Both Mr. Mandell and Ms. Consolo are alluding to the city’s demographic trends, which appear to be ripe for retail. Last year, New York welcomed 56.4 million visitors, many of whom capitalized on the incredible breadth of stores the five boroughs have to offer. Last month, New York YIMBY reported that the city is close to reaching what was projected to be its population in 2020 of nearly 8.6 million residents. Demographers suggest that the city should brace itself for when it inevitably reaches the 9 million citizens mark.
However, Ms. Consolo stressed that in most cases these stores are more than an arm’s length from their flagships. Neiman Marcus’ Last Call is in Brooklyn, far from the new Hudson Yards development. Bloomingdale’s Outlet Store will open across Central Park from the department store (which Ms. Consolo was quick to point out is “practically like opening in New Jersey.”) Macy’s Backstage pilot stores will open in Sheepshead Bay, Brooklyn and Elmhurst, Queens, with two other locations opening on Long Island. The one exception to this rule is Saks Fifth Avenue, which will have its new Downtown location at Brookfield Place only half a mile from Manhattan’s first Off-Fifth outlet at Liberty Plaza.
Retail is also regarded as a valuable amenity in a city whose neighborhoods are continuously evolving. This is reflected in where department stores are setting up their discount shops.
“Last Call is just a testament to the transformation that’s going on in Brooklyn,” said Mr. Mandell, referring to the borough’s wild popularity.

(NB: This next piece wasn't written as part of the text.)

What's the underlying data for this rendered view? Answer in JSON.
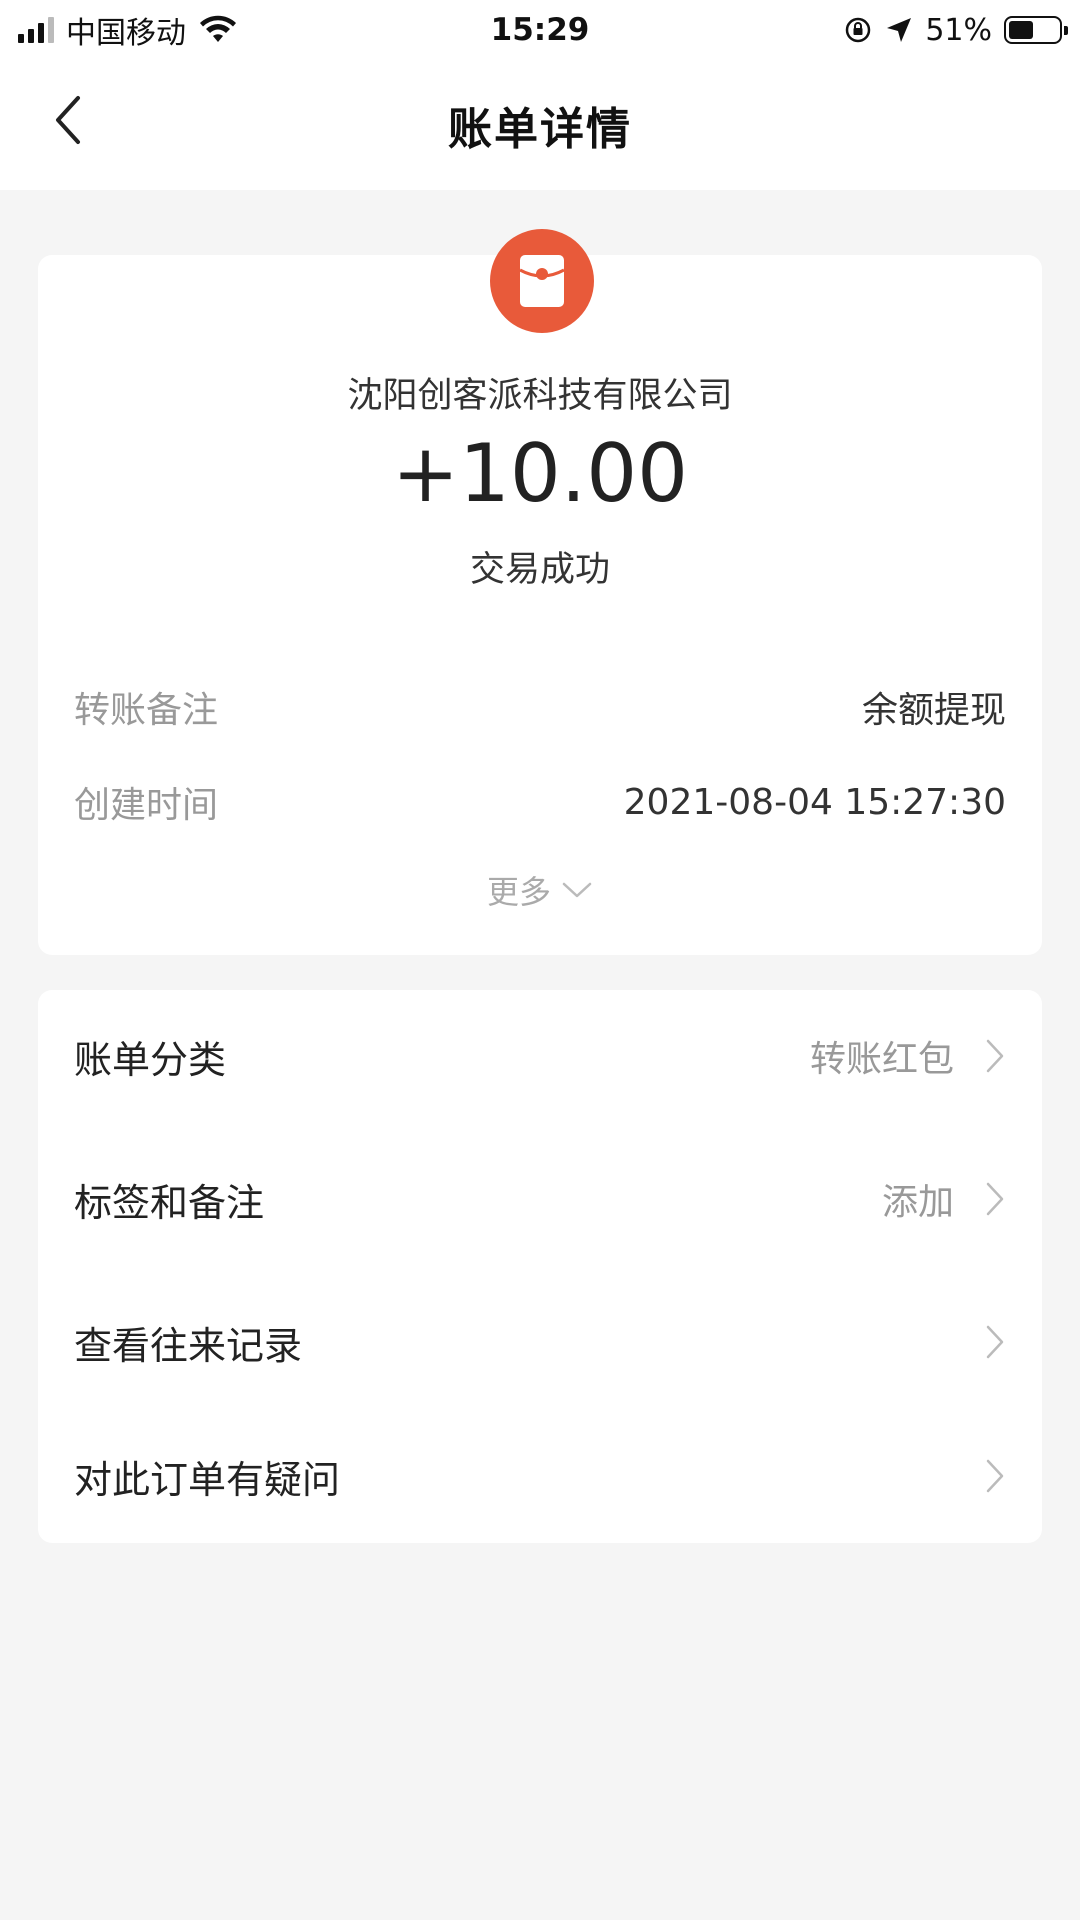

The same could arguably be said about Off-Fifth’s location in Lower Manhattan; with Downtown’s resurgence and evolution into a 24/7 community, there is space for more retail players.
From a real estate perspective, the expansion of these chains has helped occupy the space vacated by big-box stores that have not survived, including Circuit City and Borders. (Ms. Consolo referred to these retailers as the “not-so-dearly departed.”)
“It’s a win-win,” she said.
So will the new Bloomingdale’s outlet on West 72nd Street survive steps away from where Loehmann’s met its end? Mr. Hodos says it remains to be seen.
“Bloomingdale’s has historically been a New York store,” he said. “It has the name Bloomingdale’s. They’re expert merchants. The people running Bloomingdale’s are very smart people … and [it] has Macy’s, Inc. behind them.” (Bloomingdale’s is owned by Macy’s, Inc.)
While it is all but impossible to predict how the influx of discount department stores will affect established players, Mr. Hodos expects that there will continue to be a large New York market for these goods, but perhaps with fewer players.
Here, Mr. Hodos sees a parallel between the discount retailers and the big-box stores.
“With the discount stores, there’s over-proliferation,” he said. “The strong ones will survive. The weak ones won’t be around. Staples has emerged as the dominant player in the office market. Petco is the dominant player in the pet market. A dozen years ago, there were five or six players in that market.”
Consolidation, Mr. Hodos said, is likely as more merchants continue to dive into the same pool.
“Just how there is in the auto industry, we’re still driving cars. There’s still Ford, Chrysler, GM. We just don’t have Pontiacs around anymore. It’s the same thing in retail.”